▸ **EXERCISE INSTRUCTIONS**
No record may be omitted; give all of them again exactly.

--- SUPPLIED MATERIAL Enclosed Below ---

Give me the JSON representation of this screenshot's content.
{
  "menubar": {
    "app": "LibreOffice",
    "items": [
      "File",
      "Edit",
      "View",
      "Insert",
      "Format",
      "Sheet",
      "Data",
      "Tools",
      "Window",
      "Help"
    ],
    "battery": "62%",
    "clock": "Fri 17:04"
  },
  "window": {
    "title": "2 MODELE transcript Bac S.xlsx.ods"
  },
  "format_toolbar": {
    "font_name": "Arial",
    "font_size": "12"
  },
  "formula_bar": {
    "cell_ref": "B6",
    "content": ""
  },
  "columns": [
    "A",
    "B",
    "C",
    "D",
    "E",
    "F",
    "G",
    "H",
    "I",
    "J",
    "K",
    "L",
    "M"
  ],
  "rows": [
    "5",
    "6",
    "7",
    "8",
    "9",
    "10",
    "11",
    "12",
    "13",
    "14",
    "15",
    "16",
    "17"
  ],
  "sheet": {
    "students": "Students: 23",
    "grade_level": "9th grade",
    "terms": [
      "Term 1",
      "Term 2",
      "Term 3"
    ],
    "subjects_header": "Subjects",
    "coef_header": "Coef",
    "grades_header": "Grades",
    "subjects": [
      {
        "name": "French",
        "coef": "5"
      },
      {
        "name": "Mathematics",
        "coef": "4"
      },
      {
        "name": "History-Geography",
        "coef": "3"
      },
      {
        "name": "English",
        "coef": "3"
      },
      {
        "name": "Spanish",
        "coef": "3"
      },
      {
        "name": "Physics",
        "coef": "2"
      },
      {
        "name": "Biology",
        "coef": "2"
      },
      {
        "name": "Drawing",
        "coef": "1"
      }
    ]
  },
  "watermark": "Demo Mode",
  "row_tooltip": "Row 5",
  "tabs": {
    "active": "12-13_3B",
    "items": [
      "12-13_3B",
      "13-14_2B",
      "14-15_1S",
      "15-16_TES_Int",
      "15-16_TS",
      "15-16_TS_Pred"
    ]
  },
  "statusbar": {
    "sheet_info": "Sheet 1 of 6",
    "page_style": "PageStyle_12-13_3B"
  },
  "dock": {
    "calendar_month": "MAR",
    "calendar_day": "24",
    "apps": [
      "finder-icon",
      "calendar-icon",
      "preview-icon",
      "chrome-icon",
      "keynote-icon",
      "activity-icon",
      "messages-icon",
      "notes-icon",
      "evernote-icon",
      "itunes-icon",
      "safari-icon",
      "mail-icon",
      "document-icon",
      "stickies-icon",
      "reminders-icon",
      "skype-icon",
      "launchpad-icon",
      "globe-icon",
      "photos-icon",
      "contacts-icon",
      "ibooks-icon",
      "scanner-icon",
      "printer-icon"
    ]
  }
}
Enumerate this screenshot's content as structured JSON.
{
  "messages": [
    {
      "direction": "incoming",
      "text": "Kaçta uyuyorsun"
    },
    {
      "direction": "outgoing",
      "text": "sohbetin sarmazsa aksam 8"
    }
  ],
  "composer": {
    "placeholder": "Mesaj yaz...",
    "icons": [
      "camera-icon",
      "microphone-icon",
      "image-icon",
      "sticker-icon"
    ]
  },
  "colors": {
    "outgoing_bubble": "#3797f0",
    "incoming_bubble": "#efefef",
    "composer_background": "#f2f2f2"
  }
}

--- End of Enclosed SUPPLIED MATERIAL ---

▸ **RESULT FOR THIS TASK**
Give me the JSON representation of this screenshot's content.
{
  "menubar": {
    "app": "LibreOffice",
    "items": [
      "File",
      "Edit",
      "View",
      "Insert",
      "Format",
      "Sheet",
      "Data",
      "Tools",
      "Window",
      "Help"
    ],
    "battery": "62%",
    "clock": "Fri 17:04"
  },
  "window": {
    "title": "2 MODELE transcript Bac S.xlsx.ods"
  },
  "format_toolbar": {
    "font_name": "Arial",
    "font_size": "12"
  },
  "formula_bar": {
    "cell_ref": "B6",
    "content": ""
  },
  "columns": [
    "A",
    "B",
    "C",
    "D",
    "E",
    "F",
    "G",
    "H",
    "I",
    "J",
    "K",
    "L",
    "M"
  ],
  "rows": [
    "5",
    "6",
    "7",
    "8",
    "9",
    "10",
    "11",
    "12",
    "13",
    "14",
    "15",
    "16",
    "17"
  ],
  "sheet": {
    "students": "Students: 23",
    "grade_level": "9th grade",
    "terms": [
      "Term 1",
      "Term 2",
      "Term 3"
    ],
    "subjects_header": "Subjects",
    "coef_header": "Coef",
    "grades_header": "Grades",
    "subjects": [
      {
        "name": "French",
        "coef": "5"
      },
      {
        "name": "Mathematics",
        "coef": "4"
      },
      {
        "name": "History-Geography",
        "coef": "3"
      },
      {
        "name": "English",
        "coef": "3"
      },
      {
        "name": "Spanish",
        "coef": "3"
      },
      {
        "name": "Physics",
        "coef": "2"
      },
      {
        "name": "Biology",
        "coef": "2"
      },
      {
        "name": "Drawing",
        "coef": "1"
      }
    ]
  },
  "watermark": "Demo Mode",
  "row_tooltip": "Row 5",
  "tabs": {
    "active": "12-13_3B",
    "items": [
      "12-13_3B",
      "13-14_2B",
      "14-15_1S",
      "15-16_TES_Int",
      "15-16_TS",
      "15-16_TS_Pred"
    ]
  },
  "statusbar": {
    "sheet_info": "Sheet 1 of 6",
    "page_style": "PageStyle_12-13_3B"
  },
  "dock": {
    "calendar_month": "MAR",
    "calendar_day": "24",
    "apps": [
      "finder-icon",
      "calendar-icon",
      "preview-icon",
      "chrome-icon",
      "keynote-icon",
      "activity-icon",
      "messages-icon",
      "notes-icon",
      "evernote-icon",
      "itunes-icon",
      "safari-icon",
      "mail-icon",
      "document-icon",
      "stickies-icon",
      "reminders-icon",
      "skype-icon",
      "launchpad-icon",
      "globe-icon",
      "photos-icon",
      "contacts-icon",
      "ibooks-icon",
      "scanner-icon",
      "printer-icon"
    ]
  }
}
Enumerate this screenshot's content as structured JSON.
{
  "messages": [
    {
      "direction": "incoming",
      "text": "Kaçta uyuyorsun"
    },
    {
      "direction": "outgoing",
      "text": "sohbetin sarmazsa aksam 8"
    }
  ],
  "composer": {
    "placeholder": "Mesaj yaz...",
    "icons": [
      "camera-icon",
      "microphone-icon",
      "image-icon",
      "sticker-icon"
    ]
  },
  "colors": {
    "outgoing_bubble": "#3797f0",
    "incoming_bubble": "#efefef",
    "composer_background": "#f2f2f2"
  }
}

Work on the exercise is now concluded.